# TASK ITEM:
Your answer must be the full listing, reproduced exactly, minus any pictures.

# EXTRACTED INFORMATION:
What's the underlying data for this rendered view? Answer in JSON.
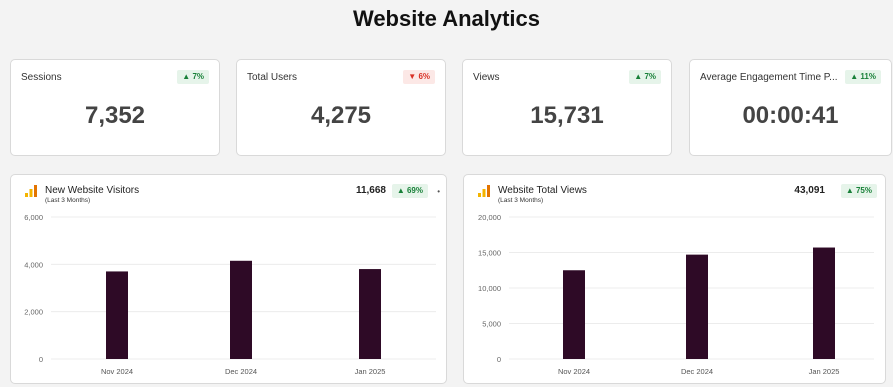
{
  "page": {
    "title": "Website Analytics"
  },
  "kpis": [
    {
      "label": "Sessions",
      "change": "7%",
      "direction": "up",
      "value": "7,352"
    },
    {
      "label": "Total Users",
      "change": "6%",
      "direction": "down",
      "value": "4,275"
    },
    {
      "label": "Views",
      "change": "7%",
      "direction": "up",
      "value": "15,731"
    },
    {
      "label": "Average Engagement Time P...",
      "change": "11%",
      "direction": "up",
      "value": "00:00:41"
    }
  ],
  "panels": [
    {
      "title": "New Website Visitors",
      "subtitle": "(Last 3 Months)",
      "total": "11,668",
      "change": "69%",
      "direction": "up",
      "icon": "bar-chart-icon",
      "more": "•"
    },
    {
      "title": "Website Total Views",
      "subtitle": "(Last 3 Months)",
      "total": "43,091",
      "change": "75%",
      "direction": "up",
      "icon": "bar-chart-icon"
    }
  ],
  "colors": {
    "bar": "#2e0a26",
    "up": "#188038",
    "down": "#d93025",
    "icon": "#f4b400"
  },
  "chart_data": [
    {
      "type": "bar",
      "categories": [
        "Nov 2024",
        "Dec 2024",
        "Jan 2025"
      ],
      "values": [
        3700,
        4150,
        3800
      ],
      "ylim": [
        0,
        6000
      ],
      "yticks": [
        0,
        2000,
        4000,
        6000
      ],
      "ytick_labels": [
        "0",
        "2,000",
        "4,000",
        "6,000"
      ],
      "grid": true
    },
    {
      "type": "bar",
      "categories": [
        "Nov 2024",
        "Dec 2024",
        "Jan 2025"
      ],
      "values": [
        12500,
        14700,
        15700
      ],
      "ylim": [
        0,
        20000
      ],
      "yticks": [
        0,
        5000,
        10000,
        15000,
        20000
      ],
      "ytick_labels": [
        "0",
        "5,000",
        "10,000",
        "15,000",
        "20,000"
      ],
      "grid": true
    }
  ]
}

# RESPONSE TO THE TASK:
What's the underlying data for this rendered view? Answer in JSON.
{
  "page": {
    "title": "Website Analytics"
  },
  "kpis": [
    {
      "label": "Sessions",
      "change": "7%",
      "direction": "up",
      "value": "7,352"
    },
    {
      "label": "Total Users",
      "change": "6%",
      "direction": "down",
      "value": "4,275"
    },
    {
      "label": "Views",
      "change": "7%",
      "direction": "up",
      "value": "15,731"
    },
    {
      "label": "Average Engagement Time P...",
      "change": "11%",
      "direction": "up",
      "value": "00:00:41"
    }
  ],
  "panels": [
    {
      "title": "New Website Visitors",
      "subtitle": "(Last 3 Months)",
      "total": "11,668",
      "change": "69%",
      "direction": "up",
      "icon": "bar-chart-icon",
      "more": "•"
    },
    {
      "title": "Website Total Views",
      "subtitle": "(Last 3 Months)",
      "total": "43,091",
      "change": "75%",
      "direction": "up",
      "icon": "bar-chart-icon"
    }
  ],
  "colors": {
    "bar": "#2e0a26",
    "up": "#188038",
    "down": "#d93025",
    "icon": "#f4b400"
  },
  "chart_data": [
    {
      "type": "bar",
      "categories": [
        "Nov 2024",
        "Dec 2024",
        "Jan 2025"
      ],
      "values": [
        3700,
        4150,
        3800
      ],
      "ylim": [
        0,
        6000
      ],
      "yticks": [
        0,
        2000,
        4000,
        6000
      ],
      "ytick_labels": [
        "0",
        "2,000",
        "4,000",
        "6,000"
      ],
      "grid": true
    },
    {
      "type": "bar",
      "categories": [
        "Nov 2024",
        "Dec 2024",
        "Jan 2025"
      ],
      "values": [
        12500,
        14700,
        15700
      ],
      "ylim": [
        0,
        20000
      ],
      "yticks": [
        0,
        5000,
        10000,
        15000,
        20000
      ],
      "ytick_labels": [
        "0",
        "5,000",
        "10,000",
        "15,000",
        "20,000"
      ],
      "grid": true
    }
  ]
}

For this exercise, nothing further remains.